A sports theme or sports twist is something that I always include in my classroom – whether classroom management or academic. Friendly competition is good for students to experience. We all can’t be winners, sometimes we fail, BUT it is what we learn from our failing that propels us to success.
For several years, I used sports as my classroom theme. I even developed a classroom management program around sports where teams played each other throughout the week. It was a lot of fun for me and the kids. I knew that my fourth graders were beginning to get involved in sports at school (and outside of school), so this would be a great way to engage all students. Although there are many, many sports to choose from, I focused on the three that I know the most about: football, basketball, and baseball.
Besides having fun playing games during class, the other important piece of my sports theme was for the kids to get to know me. I grew up in Ohio and am a huge Ohio State buckeye fan! After the first day of my call back response (OH – IO), the kids figured out that we were spelling OHIO. It wasn’t long before I brought out the football field and explained the game, rules, and how to play/win the game in class. The kids loved this aspect of our classroom. It became even more fun as kids started sharing teams that they rooted for throughout the year. A little friendly competition . . . even with the teacher. YES please!!
While using a sports theme generated some friendly competition throughout the year, the kids learned about teamwork, turning a failure into success, demonstrating good sportsmanship, and working hard for the good of all. The students didn’t expect to earn a prize for everything that they did because they were developing intrinsic motivation and feelings of self satisfaction.
Are you a sports fan? Do you have some fun hobbies? Regardless of what your specialty, you can easily use this as part of your classroom management program. Best of all, the kids get to know YOU as a real person AND your relationship is more significant.

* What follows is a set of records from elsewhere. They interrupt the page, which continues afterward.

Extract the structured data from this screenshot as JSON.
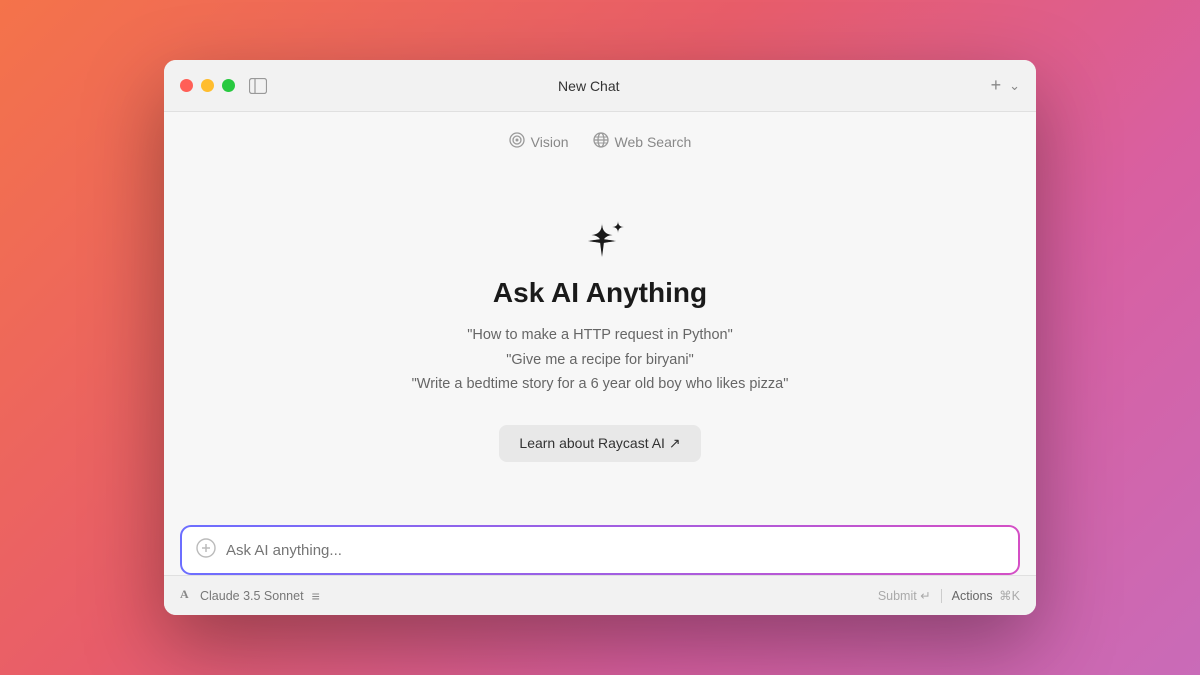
{
  "window": {
    "title": "New Chat"
  },
  "toolbar": {
    "vision_label": "Vision",
    "websearch_label": "Web Search",
    "add_label": "+",
    "chevron_label": "⌄"
  },
  "hero": {
    "title": "Ask AI Anything",
    "example1": "\"How to make a HTTP request in Python\"",
    "example2": "\"Give me a recipe for biryani\"",
    "example3": "\"Write a bedtime story for a 6 year old boy who likes pizza\"",
    "learn_btn": "Learn about Raycast AI ↗"
  },
  "input": {
    "placeholder": "Ask AI anything..."
  },
  "statusbar": {
    "model_icon": "A",
    "model_name": "Claude 3.5 Sonnet",
    "menu_icon": "≡",
    "submit_label": "Submit ↵",
    "divider": "|",
    "actions_label": "Actions",
    "actions_shortcut": "⌘K"
  }
}
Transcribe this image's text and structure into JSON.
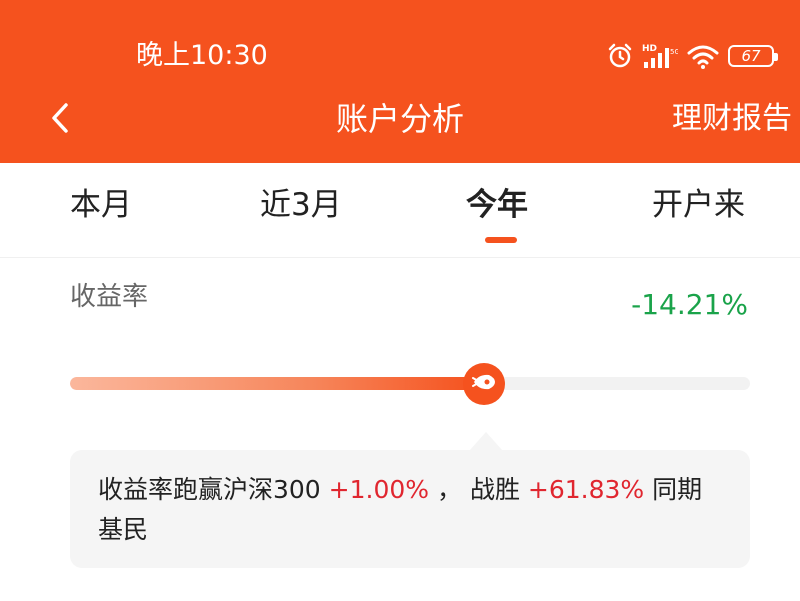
{
  "status_bar": {
    "time": "晚上10:30",
    "battery": "67",
    "icons": [
      "alarm-icon",
      "hd-signal-icon",
      "wifi-icon",
      "battery-icon"
    ]
  },
  "nav": {
    "back_icon": "chevron-left-icon",
    "title": "账户分析",
    "right_action": "理财报告"
  },
  "tabs": [
    {
      "label": "本月",
      "active": false
    },
    {
      "label": "近3月",
      "active": false
    },
    {
      "label": "今年",
      "active": true
    },
    {
      "label": "开户来",
      "active": false
    }
  ],
  "yield": {
    "label": "收益率",
    "value": "-14.21%",
    "progress_fraction": 0.6
  },
  "tip": {
    "prefix": "收益率跑赢沪深300 ",
    "beat_index": "+1.00%",
    "mid": " ，  战胜 ",
    "beat_peers": "+61.83%",
    "suffix": " 同期基民"
  },
  "colors": {
    "brand": "#f5521e",
    "negative": "#1aa34a",
    "positive": "#e0262f"
  }
}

We all can’t be winners, sometimes we fail, BUT it is what we learn
from our failing that projects us to success.